Fashola gives condition for APC to retain power in 2023
The Minister of Works and Housing, Babatunde Fashola has given the condition under which the ruling All Progressives Congress (APC) can retain power in 2023.
He disclosed this during an interaction with journalists covering the party’s activities in Abuja on Tuesday.
The APC-led Federal Government has come under intense criticism in recent times over worsening insecurity, fuel pump price increase, food price inflation, the clampdown on peaceful #EndSARS protests, among others.
However, the minister said that the party can retain power if it keeps its promises to Nigerians.
“To retain power in 2023, certainly if we keep our promises, is that simple. That’s politics.
“If you do what you said you will do even if you don’t do 100 per cent and they see that you are making progress, they will even want you to finish something you started,” Fashola said.
He also urged political parties that entered agreements to zone certain positions to honour such agreements.
The former Lagos State Governor said that even when the agreements were not written, it was only honourable for those who struck agreements abide by them.
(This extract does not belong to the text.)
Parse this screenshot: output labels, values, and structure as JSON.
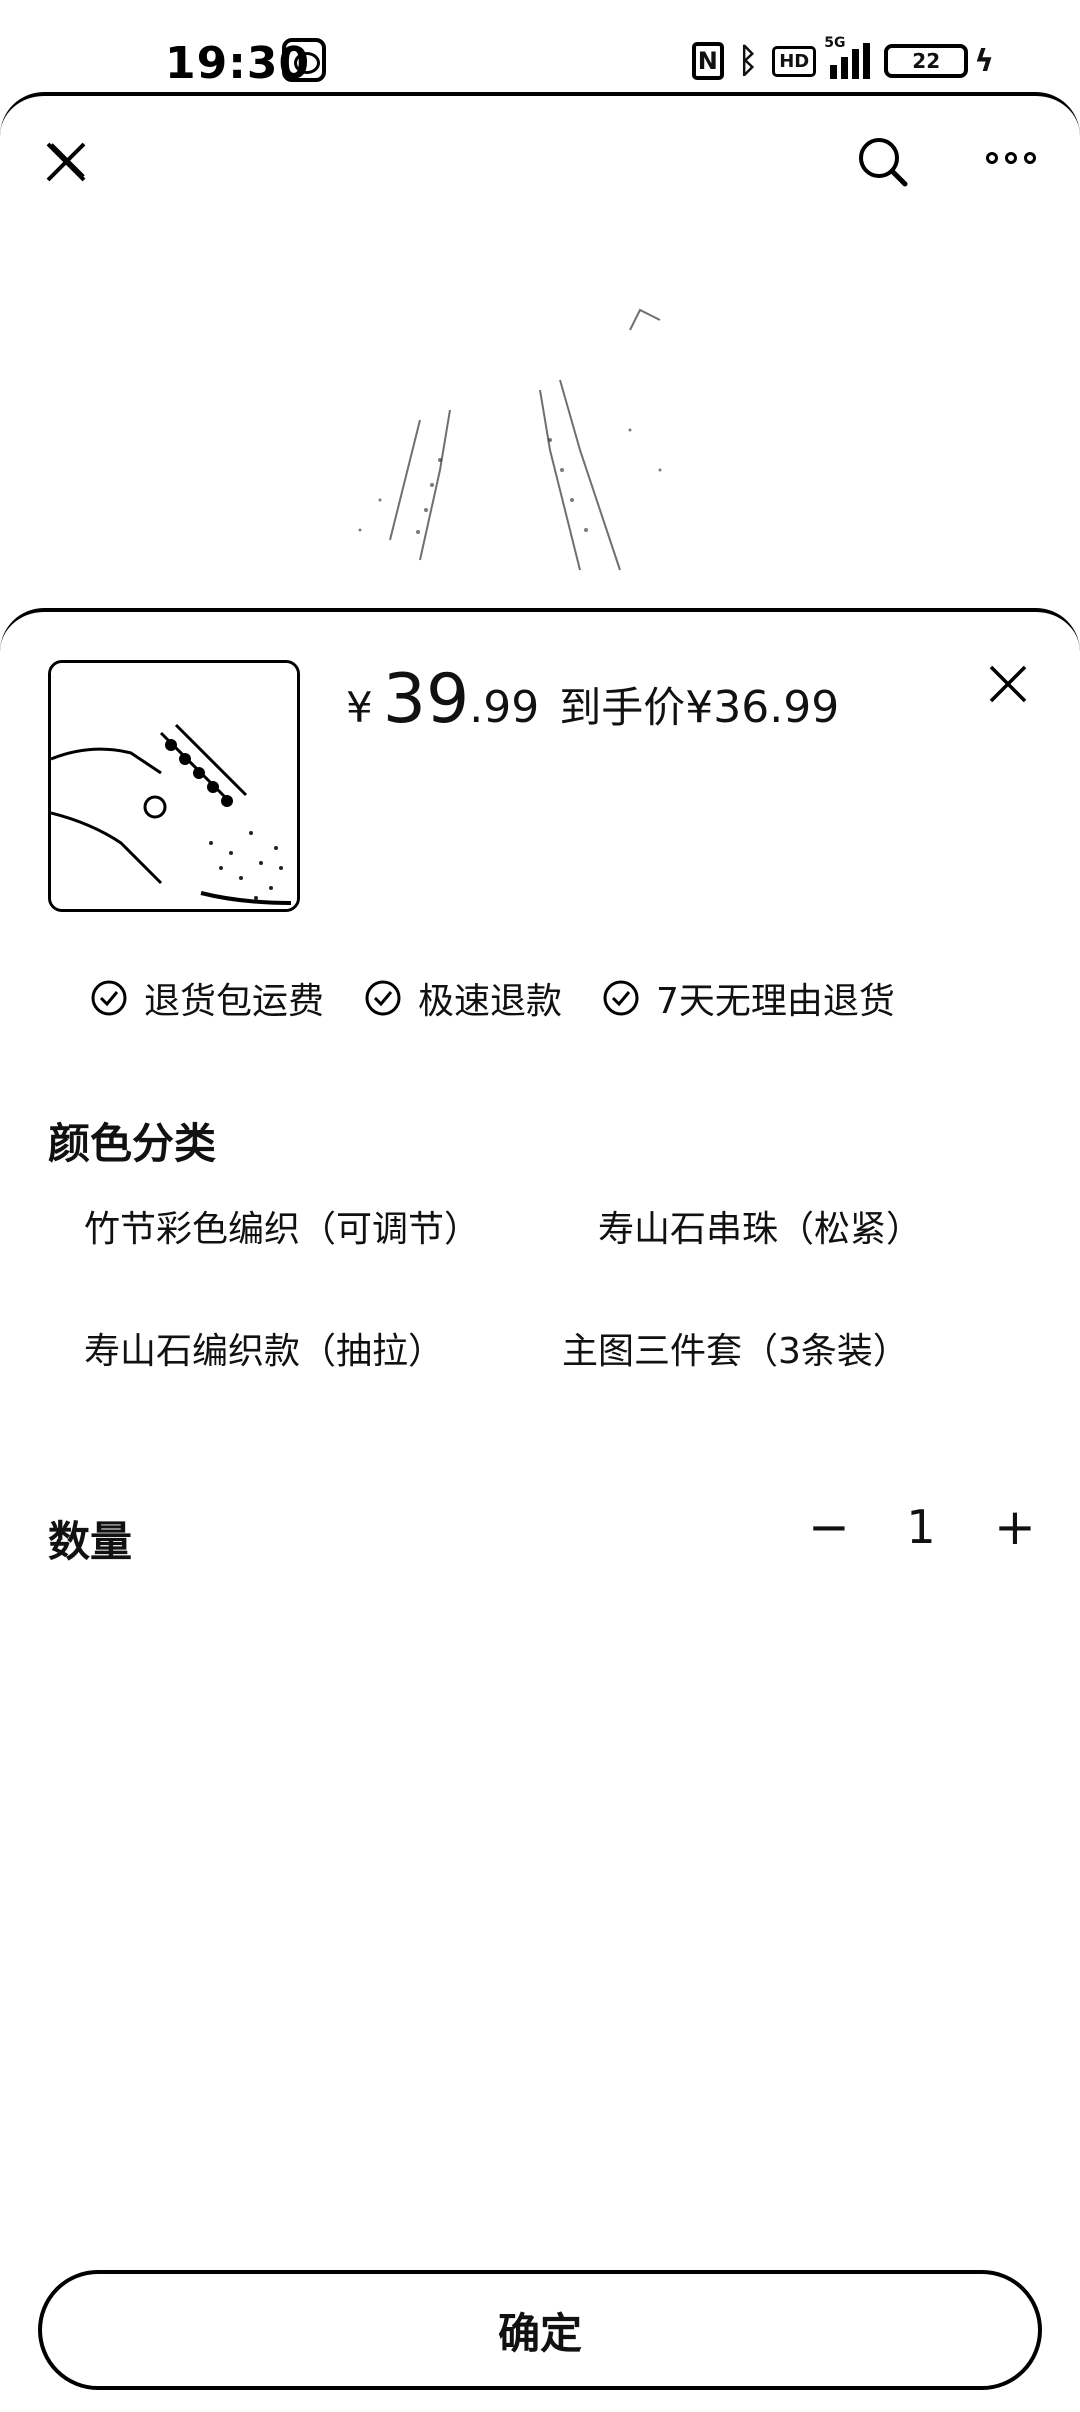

“First let’s talk about law, let’s talk about agreement, the law is the Constitution. The Constitution decides the age at which you can contest certain offices and there is nothing in the Constitution that says zoning. All are political parties, political parties are clubs where you write agreements just like a social club and we can decide that it is the youngest person who will be the Chairman of the Club or we can decide that it is the oldest person or the next female or the next male, that is the matter of agreement between people.
“But the Constitution that sets up the climate of political parties’ formation does not prescribe zoning. The truth is that what makes an agreement specification is the honour in which it is made, not whether it is written. If it was written there would be no Court cases of breach of contract because it’s a document that is written and signed that goes to court.
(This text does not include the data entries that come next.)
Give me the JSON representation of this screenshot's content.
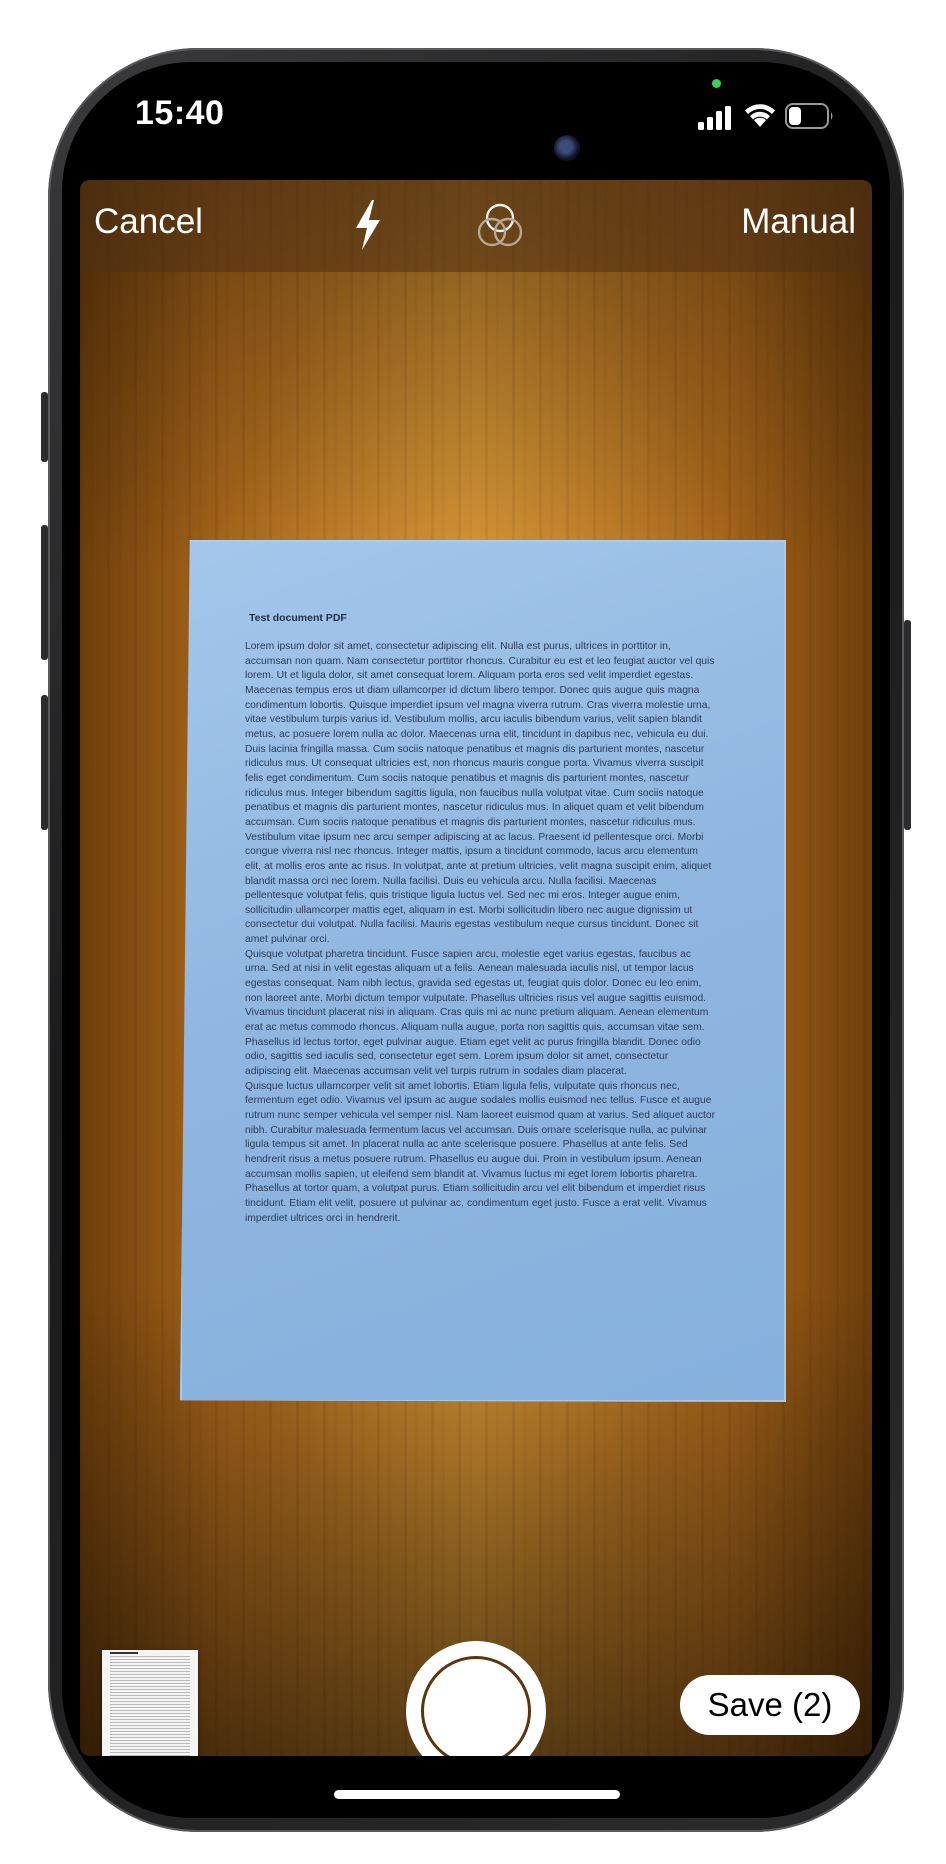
{
  "status_bar": {
    "time": "15:40"
  },
  "scanner": {
    "cancel_label": "Cancel",
    "manual_label": "Manual",
    "save_label": "Save (2)",
    "flash_icon": "flash-icon",
    "filter_icon": "color-filter-icon"
  },
  "document": {
    "title": "Test document PDF",
    "paragraphs": [
      "Lorem ipsum dolor sit amet, consectetur adipiscing elit. Nulla est purus, ultrices in porttitor in, accumsan non quam. Nam consectetur porttitor rhoncus. Curabitur eu est et leo feugiat auctor vel quis lorem. Ut et ligula dolor, sit amet consequat lorem. Aliquam porta eros sed velit imperdiet egestas. Maecenas tempus eros ut diam ullamcorper id dictum libero tempor. Donec quis augue quis magna condimentum lobortis. Quisque imperdiet ipsum vel magna viverra rutrum. Cras viverra molestie urna, vitae vestibulum turpis varius id. Vestibulum mollis, arcu iaculis bibendum varius, velit sapien blandit metus, ac posuere lorem nulla ac dolor. Maecenas urna elit, tincidunt in dapibus nec, vehicula eu dui. Duis lacinia fringilla massa. Cum sociis natoque penatibus et magnis dis parturient montes, nascetur ridiculus mus. Ut consequat ultricies est, non rhoncus mauris congue porta. Vivamus viverra suscipit felis eget condimentum. Cum sociis natoque penatibus et magnis dis parturient montes, nascetur ridiculus mus. Integer bibendum sagittis ligula, non faucibus nulla volutpat vitae. Cum sociis natoque penatibus et magnis dis parturient montes, nascetur ridiculus mus. In aliquet quam et velit bibendum accumsan. Cum sociis natoque penatibus et magnis dis parturient montes, nascetur ridiculus mus. Vestibulum vitae ipsum nec arcu semper adipiscing at ac lacus. Praesent id pellentesque orci. Morbi congue viverra nisl nec rhoncus. Integer mattis, ipsum a tincidunt commodo, lacus arcu elementum elit, at mollis eros ante ac risus. In volutpat, ante at pretium ultricies, velit magna suscipit enim, aliquet blandit massa orci nec lorem. Nulla facilisi. Duis eu vehicula arcu. Nulla facilisi. Maecenas pellentesque volutpat felis, quis tristique ligula luctus vel. Sed nec mi eros. Integer augue enim, sollicitudin ullamcorper mattis eget, aliquam in est. Morbi sollicitudin libero nec augue dignissim ut consectetur dui volutpat. Nulla facilisi. Mauris egestas vestibulum neque cursus tincidunt. Donec sit amet pulvinar orci.",
      "Quisque volutpat pharetra tincidunt. Fusce sapien arcu, molestie eget varius egestas, faucibus ac urna. Sed at nisi in velit egestas aliquam ut a felis. Aenean malesuada iaculis nisl, ut tempor lacus egestas consequat. Nam nibh lectus, gravida sed egestas ut, feugiat quis dolor. Donec eu leo enim, non laoreet ante. Morbi dictum tempor vulputate. Phasellus ultricies risus vel augue sagittis euismod. Vivamus tincidunt placerat nisi in aliquam. Cras quis mi ac nunc pretium aliquam. Aenean elementum erat ac metus commodo rhoncus. Aliquam nulla augue, porta non sagittis quis, accumsan vitae sem. Phasellus id lectus tortor, eget pulvinar augue. Etiam eget velit ac purus fringilla blandit. Donec odio odio, sagittis sed iaculis sed, consectetur eget sem. Lorem ipsum dolor sit amet, consectetur adipiscing elit. Maecenas accumsan velit vel turpis rutrum in sodales diam placerat.",
      "Quisque luctus ullamcorper velit sit amet lobortis. Etiam ligula felis, vulputate quis rhoncus nec, fermentum eget odio. Vivamus vel ipsum ac augue sodales mollis euismod nec tellus. Fusce et augue rutrum nunc semper vehicula vel semper nisl. Nam laoreet euismod quam at varius. Sed aliquet auctor nibh. Curabitur malesuada fermentum lacus vel accumsan. Duis ornare scelerisque nulla, ac pulvinar ligula tempus sit amet. In placerat nulla ac ante scelerisque posuere. Phasellus at ante felis. Sed hendrerit risus a metus posuere rutrum. Phasellus eu augue dui. Proin in vestibulum ipsum. Aenean accumsan mollis sapien, ut eleifend sem blandit at. Vivamus luctus mi eget lorem lobortis pharetra. Phasellus at tortor quam, a volutpat purus. Etiam sollicitudin arcu vel elit bibendum et imperdiet risus tincidunt. Etiam elit velit, posuere ut pulvinar ac, condimentum eget justo. Fusce a erat velit. Vivamus imperdiet ultrices orci in hendrerit."
    ]
  }
}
“But the private agreement you make with your brother and sister can be breached, (it) is honour,” Fashola said.